“Four farmed salmon have been caught in Icelandic fishing rivers this year. These two make for a marked increase and they are the first confirmed examples of mature farmed salmon about to spawn in an Icelandic river. I think we caught them in the eleventh hour. One would have spawned in a matter of hours and the other in a few days,” Jóhannes says.

Native wild salmon under threat

Asked about what’s at stake if farmed salmon spawn in an Icelandic river, Jóhannes points to Norway as an example. Wild Norwegian salmon is struggling, even though their farmed salmon is a Norwegian stock. “Each river has a special stock of salmon, that has adapted to the environment and evolved for thousands of years, each stock differing slightly in when it migrates to the sea, how long it stays there, how it spawns, how it’s built to jump waterfalls and so on. When you mix foreign DNA into the gene pool the damage is done. The adaptation might disappear, and the worst-case scenario is that the stock goes extinct.”

Jóhannes says there’s even more risk involved. “Farmed salmon spawns later than wild salmon and when doing so can dig up their eggs and replace them with its own, destroying the eggs laid out earlier by native salmon.”

A more detailed interview with Jóhannes can be found in the Dec-Jan issue of Iceland Review, out now. [/vc_column_text][/vc_column][/vc_row][vc_row][vc_column][mk_gallery images=”107304,107300,107296,107298″ column=”2″ image_size=”full” hover_scenarios=”none”][/vc_column][/vc_row]

Salmon Farms Granted Exemption by Environment Ministry

Salmon Farm.

Salmon farming companies Arctic Fish and Arnarlax were granted an exemption earlier this week by the Minister for the Environment and Natural Resources, RÚV reports. The exemption allows the companies to continue operating for the time being, while they aim to address the environmental shortcomings that caused their licences to be revoked last month. Iceland’s growing aquaculture industry has been in the local media spotlight lately due to concerns of its environmental impact.
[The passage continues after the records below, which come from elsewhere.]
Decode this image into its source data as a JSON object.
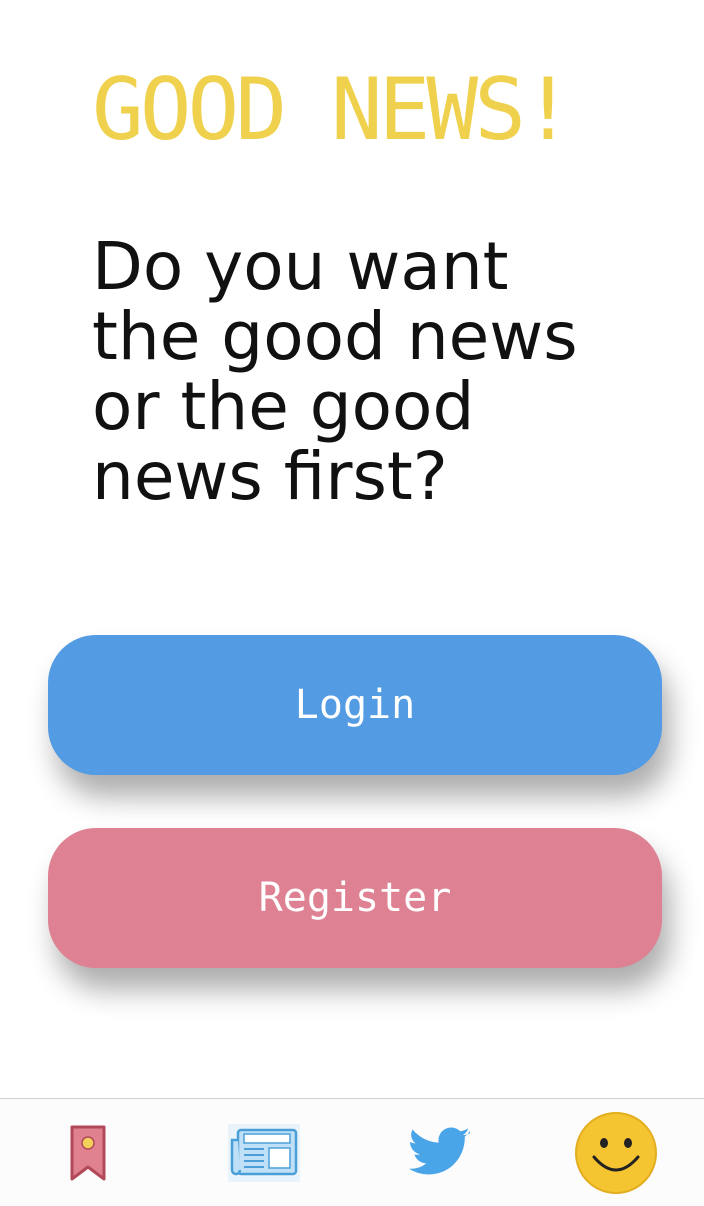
{
  "header": {
    "title": "GOOD NEWS!"
  },
  "tagline": {
    "lines": [
      "Do you want",
      "the good news",
      "or the good",
      "news first?"
    ]
  },
  "actions": {
    "login_label": "Login",
    "register_label": "Register"
  },
  "tabbar": {
    "items": [
      {
        "icon": "bookmark-icon"
      },
      {
        "icon": "newspaper-icon"
      },
      {
        "icon": "twitter-bird-icon"
      },
      {
        "icon": "smiley-face-icon"
      }
    ]
  },
  "colors": {
    "title": "#efd14e",
    "login": "#539ce4",
    "register": "#de8192",
    "twitter": "#4aa4e8",
    "smiley": "#f5c531"
  }
}
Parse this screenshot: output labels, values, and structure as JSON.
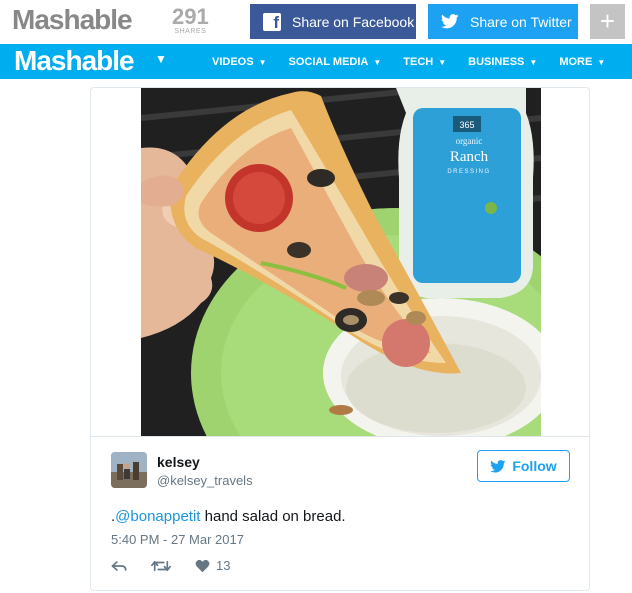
{
  "sharebar": {
    "logo": "Mashable",
    "share_count": "291",
    "share_count_label": "SHARES",
    "facebook_label": "Share on Facebook",
    "twitter_label": "Share on Twitter",
    "more_label": "+"
  },
  "navbar": {
    "logo": "Mashable",
    "items": [
      {
        "label": "VIDEOS"
      },
      {
        "label": "SOCIAL MEDIA"
      },
      {
        "label": "TECH"
      },
      {
        "label": "BUSINESS"
      },
      {
        "label": "MORE"
      }
    ]
  },
  "tweet": {
    "name": "kelsey",
    "handle": "@kelsey_travels",
    "follow_label": "Follow",
    "text_prefix": ".",
    "mention": "@bonappetit",
    "text_rest": " hand salad on bread.",
    "timestamp": "5:40 PM - 27 Mar 2017",
    "like_count": "13"
  },
  "bottle": {
    "brand": "365",
    "line1": "organic",
    "line2": "Ranch",
    "line3": "DRESSING"
  },
  "colors": {
    "brand_blue": "#00aeef",
    "facebook": "#3b5998",
    "twitter": "#1da1f2",
    "link": "#1b95e0"
  },
  "icons": [
    "facebook-icon",
    "twitter-bird-icon",
    "plus-icon",
    "caret-down-icon",
    "reply-icon",
    "retweet-icon",
    "heart-icon"
  ]
}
The operational licenses of the companies for salmon farming in open-net sea pens in Patreksfjörður and Tálknafjörður were revoked in October due to shortcomings in environmental assessment. Shortly following the removal of the licences, parliament passed a law giving the Minister of Fisheries authority to grant provisional licences for fish farming. The Minister granted the companies such licences earlier this month. Now the Minister for the Environment and Natural Resources has granted the companies an exemption for an operating licence for a period of ten months.

The temporary licences are valid for a total of 4,000 tonnes of salmon, a fraction of the companies’ previous licence for 17,500 tonnes which was revoked. In the exemption, it is requested the companies actively work to remedy the environmental deficiencies that caused their licences to be revoked.

A town hall meeting will be held in Tálknafjörður for residents of the affected areas today, with representatives from the two companies present to answer questions.